Would you give the number of lines in the entries that contain the word "structured"? Nothing else is needed.

--- --- ---

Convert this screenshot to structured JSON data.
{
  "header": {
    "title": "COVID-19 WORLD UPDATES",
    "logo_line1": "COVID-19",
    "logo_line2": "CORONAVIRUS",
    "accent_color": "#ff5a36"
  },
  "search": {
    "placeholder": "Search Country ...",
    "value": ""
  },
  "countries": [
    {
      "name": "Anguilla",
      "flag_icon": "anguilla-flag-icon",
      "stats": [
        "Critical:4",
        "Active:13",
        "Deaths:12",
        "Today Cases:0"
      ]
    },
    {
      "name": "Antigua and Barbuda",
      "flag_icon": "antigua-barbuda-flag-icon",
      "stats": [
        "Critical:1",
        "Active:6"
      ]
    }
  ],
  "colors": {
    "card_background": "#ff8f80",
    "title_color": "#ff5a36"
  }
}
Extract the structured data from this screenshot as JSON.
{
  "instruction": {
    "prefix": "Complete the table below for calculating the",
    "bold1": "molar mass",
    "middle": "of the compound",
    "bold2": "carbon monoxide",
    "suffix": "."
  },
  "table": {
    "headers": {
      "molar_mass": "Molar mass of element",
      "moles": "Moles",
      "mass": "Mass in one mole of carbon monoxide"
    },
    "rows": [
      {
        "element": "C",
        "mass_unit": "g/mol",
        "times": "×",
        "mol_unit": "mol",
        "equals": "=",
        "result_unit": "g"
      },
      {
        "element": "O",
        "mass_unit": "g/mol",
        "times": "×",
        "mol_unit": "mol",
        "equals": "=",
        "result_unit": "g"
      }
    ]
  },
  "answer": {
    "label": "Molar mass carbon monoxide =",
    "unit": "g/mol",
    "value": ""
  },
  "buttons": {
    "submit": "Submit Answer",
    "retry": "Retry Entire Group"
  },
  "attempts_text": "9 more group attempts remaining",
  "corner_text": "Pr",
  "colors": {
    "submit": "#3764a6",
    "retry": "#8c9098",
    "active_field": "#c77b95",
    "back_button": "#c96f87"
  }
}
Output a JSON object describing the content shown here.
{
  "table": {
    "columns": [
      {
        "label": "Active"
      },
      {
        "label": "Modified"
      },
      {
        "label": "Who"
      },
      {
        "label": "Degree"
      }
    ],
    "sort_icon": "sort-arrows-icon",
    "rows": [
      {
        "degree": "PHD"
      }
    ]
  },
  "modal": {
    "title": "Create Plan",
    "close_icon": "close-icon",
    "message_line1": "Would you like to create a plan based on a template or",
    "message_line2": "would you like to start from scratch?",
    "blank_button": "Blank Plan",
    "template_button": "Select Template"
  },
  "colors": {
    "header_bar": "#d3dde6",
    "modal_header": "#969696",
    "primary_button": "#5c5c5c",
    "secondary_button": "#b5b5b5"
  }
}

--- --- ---

▶ **RESPONSE AREA**
2